Riding to a network of trails and turning off the road to deal with the challenges of off-road riding, is one of the most enjoyable and rewarding sorts of biking out there. Trouble is, it’s always been a problem choosing the best tyres to suit the diverse requirements of road and off-road riding.
Luckily, Bridgestone has some new dual-purpose rubber to offer a solution. The Japanese firm’s AX41 Battlax Adventurecross tyres, with their off-road biased design have been aimed directly at those wanting a fuller sort of adventure.
As someone who loves such a trip, I was really keen to test the new offerings to see how well they coped. Starting at KTM’s HQ in Silverstone, me and three others jumped aboard the Austrian firm’s 790 and 1290 Adventures and headed off to Wales.
The 150-mile outing would give us a very credible idea of how well the new Bridgestones cope with life on the road. The familiarity of the British routes would prove to be just the job for passing opinion on the tyres’ performance.
With a few hours subsequently spent sampling off-road routes in the Sweet Lamb Motorsport Complex the next day, followed by a return run to Silverstone, I was confident I’d learn plenty about the tyre’s versatility by the end of the test.
First lesson was how awkward this sort of dual-purpose rubber can feel to begin with. If you’re not used to them, just as I wasn’t when I first tried them a few years back, tyres with the sort of big tread blocks the Bridgestone Battlax Adventurecross AX41 feature move around appreciably enough for you get the idea grip is going to be an issue.
Combined with such a light and sensitive feel they give the bike’s steering, you need to get familiar with them before feeling confident. In my case it only took around 10 miles or so before I learned to trust the particular way the Bridgestones handle.
By the time I’d done 30 miles, I was happy to push both the KTMs hard.

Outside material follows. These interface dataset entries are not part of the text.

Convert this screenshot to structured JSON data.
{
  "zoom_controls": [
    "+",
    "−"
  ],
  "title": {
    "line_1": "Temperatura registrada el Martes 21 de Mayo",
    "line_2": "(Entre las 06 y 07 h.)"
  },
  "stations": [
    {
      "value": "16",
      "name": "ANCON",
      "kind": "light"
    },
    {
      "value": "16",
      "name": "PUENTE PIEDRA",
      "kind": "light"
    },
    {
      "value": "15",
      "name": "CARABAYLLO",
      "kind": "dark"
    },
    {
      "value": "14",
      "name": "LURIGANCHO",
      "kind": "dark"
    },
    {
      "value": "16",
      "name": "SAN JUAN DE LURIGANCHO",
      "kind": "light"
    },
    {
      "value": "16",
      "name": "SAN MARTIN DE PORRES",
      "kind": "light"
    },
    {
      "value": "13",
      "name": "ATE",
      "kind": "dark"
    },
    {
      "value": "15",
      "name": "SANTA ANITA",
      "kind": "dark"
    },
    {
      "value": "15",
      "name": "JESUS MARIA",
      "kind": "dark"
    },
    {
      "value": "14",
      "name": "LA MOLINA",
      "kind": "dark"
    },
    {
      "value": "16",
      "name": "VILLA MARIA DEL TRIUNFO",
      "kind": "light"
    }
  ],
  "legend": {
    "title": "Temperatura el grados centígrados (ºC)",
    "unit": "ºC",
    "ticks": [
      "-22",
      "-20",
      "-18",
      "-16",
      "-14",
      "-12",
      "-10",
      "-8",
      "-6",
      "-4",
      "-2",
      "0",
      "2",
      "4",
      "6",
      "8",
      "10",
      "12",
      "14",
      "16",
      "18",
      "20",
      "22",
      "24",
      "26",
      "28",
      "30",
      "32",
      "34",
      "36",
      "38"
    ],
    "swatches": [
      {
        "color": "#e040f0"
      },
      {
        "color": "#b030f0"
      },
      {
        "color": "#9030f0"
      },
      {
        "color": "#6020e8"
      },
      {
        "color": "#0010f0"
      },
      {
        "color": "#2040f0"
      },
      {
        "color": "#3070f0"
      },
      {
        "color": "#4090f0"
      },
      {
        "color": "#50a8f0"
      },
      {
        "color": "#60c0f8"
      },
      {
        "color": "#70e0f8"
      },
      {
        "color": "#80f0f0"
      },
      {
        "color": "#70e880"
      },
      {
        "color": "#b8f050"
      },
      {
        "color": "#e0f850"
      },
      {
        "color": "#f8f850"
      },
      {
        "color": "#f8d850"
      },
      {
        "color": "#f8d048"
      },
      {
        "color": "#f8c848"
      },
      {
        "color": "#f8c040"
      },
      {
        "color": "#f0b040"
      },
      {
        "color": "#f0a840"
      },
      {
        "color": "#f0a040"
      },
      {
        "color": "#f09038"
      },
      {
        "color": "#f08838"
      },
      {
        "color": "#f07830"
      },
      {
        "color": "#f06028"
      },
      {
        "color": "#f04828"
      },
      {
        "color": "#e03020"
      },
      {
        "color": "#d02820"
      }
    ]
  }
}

Of course, they’ll never offer the super planted feel, and ultimate grip of dedicated road tyres. But given they not designed to, that can’t be a criticism.
Mind you, when the roads became wet, more learning was required to understand where the limits lay in those conditions. Thankfully, with the 790 and 1290’s superb cornering ABS and traction control systems acting as a brilliant safety net, the education was safe and swift.
The verdict was quite simple and straightforward; you need to take more care in the rain. In saying that, as long as you don’t push things too hard, and avoid riding too aggressively, then you’ll get all the grip you need.
If you spend most of your time riding your adventure bike on the road, then you need more appropriate rubber than these more off-road focused tyres. Mind you, by the time we’d finished the day, I was more than happy to push the KTMs in a very spirited fashion. On dry roads at least.
The off-road bias of the tyres was obvious and welcome when riding at Sweet Lamb the next day. If I’m honest about things, I’ll happily admit I had zero concerns with the way the tyres behaved.
We spent most of our time on gravel roads, though after requesting a chance to try some tougher terrain, discovered the Bridgestones still offer good performance in muddier conditions.
Even so, knowing I’d be riding an AX41-shod KTM 790 Adventure, 790 Adventure R, and Yamaha Tenere 700 on another on/off-road test a week later, I hung on before passing a final judgement.
Faith in the tyres remained just as high on that test’s three bikes, with the very clever electronics on the KTMs letting you take real liberties with the throttle and front brake.
On the dirt, they permitted me to take full advantage of the Bridgestones and make very spirited but safe progress, always staying confident in my welfare. Aboard the less technically advanced Yamaha, I needed to exercise more caution, especially accelerating hard on wet roads, as it isn’t fitted with traction control. Off-road though, I felt more than happy pushing things on the Tenere.
Perhaps the best thing I can say about the AX41s is that for the planned trip I have next year riding down to the French and Italian Alps, then exploring the trails in those mountains, I’d very happily choose the Bridgestones.
It’s a massive ask for any rubber to give a good account of itself on the vastly contrasting demands of road and off-road routes, but the Bridgestone Battlax Adventurecross AX41 does a bloody excellent job. They’re in dealers now in all popular adventure bike sizes.
Also present on the AX41 test, was Bridgestone’s Gary Hartshorne, who told us more about the tyres.
“As far as we’re concerned, our tyres have no rivals simply because no one else makes a dual-purpose tyre with the sort of off-road focus ours have. They’ve been made for riders who actually want to take their adventure bikes off-road, not just look as though they’re going to. It’s been a new venture for Bridgestone, as we’ve never made such a tyre before, and the AX41s have taken around three years to fully develop.”